━━━━━ Exercise material ━━━━━
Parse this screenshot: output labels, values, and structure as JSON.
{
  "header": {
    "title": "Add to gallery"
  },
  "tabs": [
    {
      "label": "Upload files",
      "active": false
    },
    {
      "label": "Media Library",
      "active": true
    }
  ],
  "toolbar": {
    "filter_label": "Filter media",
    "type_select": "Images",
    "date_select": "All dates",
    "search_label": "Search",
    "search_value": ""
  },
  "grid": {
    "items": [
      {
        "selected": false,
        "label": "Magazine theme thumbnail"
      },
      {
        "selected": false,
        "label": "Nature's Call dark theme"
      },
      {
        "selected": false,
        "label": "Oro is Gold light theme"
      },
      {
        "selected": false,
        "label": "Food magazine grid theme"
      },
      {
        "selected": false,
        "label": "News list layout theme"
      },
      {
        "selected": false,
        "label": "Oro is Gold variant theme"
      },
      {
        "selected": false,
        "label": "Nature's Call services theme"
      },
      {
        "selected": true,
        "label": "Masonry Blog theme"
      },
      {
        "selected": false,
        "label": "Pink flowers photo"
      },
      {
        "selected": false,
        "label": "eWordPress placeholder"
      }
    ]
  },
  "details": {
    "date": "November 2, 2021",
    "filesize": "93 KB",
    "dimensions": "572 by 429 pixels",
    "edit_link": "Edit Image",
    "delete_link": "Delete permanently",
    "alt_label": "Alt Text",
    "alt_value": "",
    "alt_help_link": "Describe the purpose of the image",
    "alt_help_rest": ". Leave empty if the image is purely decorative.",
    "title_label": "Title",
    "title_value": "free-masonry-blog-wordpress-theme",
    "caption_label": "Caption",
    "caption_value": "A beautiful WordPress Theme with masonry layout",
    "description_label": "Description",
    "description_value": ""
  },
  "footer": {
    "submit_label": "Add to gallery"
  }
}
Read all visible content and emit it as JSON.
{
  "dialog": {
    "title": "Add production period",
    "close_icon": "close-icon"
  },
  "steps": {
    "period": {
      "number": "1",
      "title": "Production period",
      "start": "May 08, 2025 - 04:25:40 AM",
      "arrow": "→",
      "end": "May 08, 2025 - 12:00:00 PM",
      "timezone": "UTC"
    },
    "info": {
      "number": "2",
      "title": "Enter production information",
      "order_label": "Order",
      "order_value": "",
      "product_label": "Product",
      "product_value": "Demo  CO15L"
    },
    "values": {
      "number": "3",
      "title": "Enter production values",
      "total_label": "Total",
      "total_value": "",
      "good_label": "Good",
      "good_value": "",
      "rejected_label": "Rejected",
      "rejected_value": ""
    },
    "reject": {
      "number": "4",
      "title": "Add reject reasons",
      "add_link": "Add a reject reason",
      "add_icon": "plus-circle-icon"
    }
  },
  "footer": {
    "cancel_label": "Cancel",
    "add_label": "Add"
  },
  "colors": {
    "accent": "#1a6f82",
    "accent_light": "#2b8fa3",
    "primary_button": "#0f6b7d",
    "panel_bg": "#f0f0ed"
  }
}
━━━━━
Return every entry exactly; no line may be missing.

Parse this screenshot: output labels, values, and structure as JSON.
{
  "header": {
    "title": "Add to gallery"
  },
  "tabs": [
    {
      "label": "Upload files",
      "active": false
    },
    {
      "label": "Media Library",
      "active": true
    }
  ],
  "toolbar": {
    "filter_label": "Filter media",
    "type_select": "Images",
    "date_select": "All dates",
    "search_label": "Search",
    "search_value": ""
  },
  "grid": {
    "items": [
      {
        "selected": false,
        "label": "Magazine theme thumbnail"
      },
      {
        "selected": false,
        "label": "Nature's Call dark theme"
      },
      {
        "selected": false,
        "label": "Oro is Gold light theme"
      },
      {
        "selected": false,
        "label": "Food magazine grid theme"
      },
      {
        "selected": false,
        "label": "News list layout theme"
      },
      {
        "selected": false,
        "label": "Oro is Gold variant theme"
      },
      {
        "selected": false,
        "label": "Nature's Call services theme"
      },
      {
        "selected": true,
        "label": "Masonry Blog theme"
      },
      {
        "selected": false,
        "label": "Pink flowers photo"
      },
      {
        "selected": false,
        "label": "eWordPress placeholder"
      }
    ]
  },
  "details": {
    "date": "November 2, 2021",
    "filesize": "93 KB",
    "dimensions": "572 by 429 pixels",
    "edit_link": "Edit Image",
    "delete_link": "Delete permanently",
    "alt_label": "Alt Text",
    "alt_value": "",
    "alt_help_link": "Describe the purpose of the image",
    "alt_help_rest": ". Leave empty if the image is purely decorative.",
    "title_label": "Title",
    "title_value": "free-masonry-blog-wordpress-theme",
    "caption_label": "Caption",
    "caption_value": "A beautiful WordPress Theme with masonry layout",
    "description_label": "Description",
    "description_value": ""
  },
  "footer": {
    "submit_label": "Add to gallery"
  }
}
Read all visible content and emit it as JSON.
{
  "dialog": {
    "title": "Add production period",
    "close_icon": "close-icon"
  },
  "steps": {
    "period": {
      "number": "1",
      "title": "Production period",
      "start": "May 08, 2025 - 04:25:40 AM",
      "arrow": "→",
      "end": "May 08, 2025 - 12:00:00 PM",
      "timezone": "UTC"
    },
    "info": {
      "number": "2",
      "title": "Enter production information",
      "order_label": "Order",
      "order_value": "",
      "product_label": "Product",
      "product_value": "Demo  CO15L"
    },
    "values": {
      "number": "3",
      "title": "Enter production values",
      "total_label": "Total",
      "total_value": "",
      "good_label": "Good",
      "good_value": "",
      "rejected_label": "Rejected",
      "rejected_value": ""
    },
    "reject": {
      "number": "4",
      "title": "Add reject reasons",
      "add_link": "Add a reject reason",
      "add_icon": "plus-circle-icon"
    }
  },
  "footer": {
    "cancel_label": "Cancel",
    "add_label": "Add"
  },
  "colors": {
    "accent": "#1a6f82",
    "accent_light": "#2b8fa3",
    "primary_button": "#0f6b7d",
    "panel_bg": "#f0f0ed"
  }
}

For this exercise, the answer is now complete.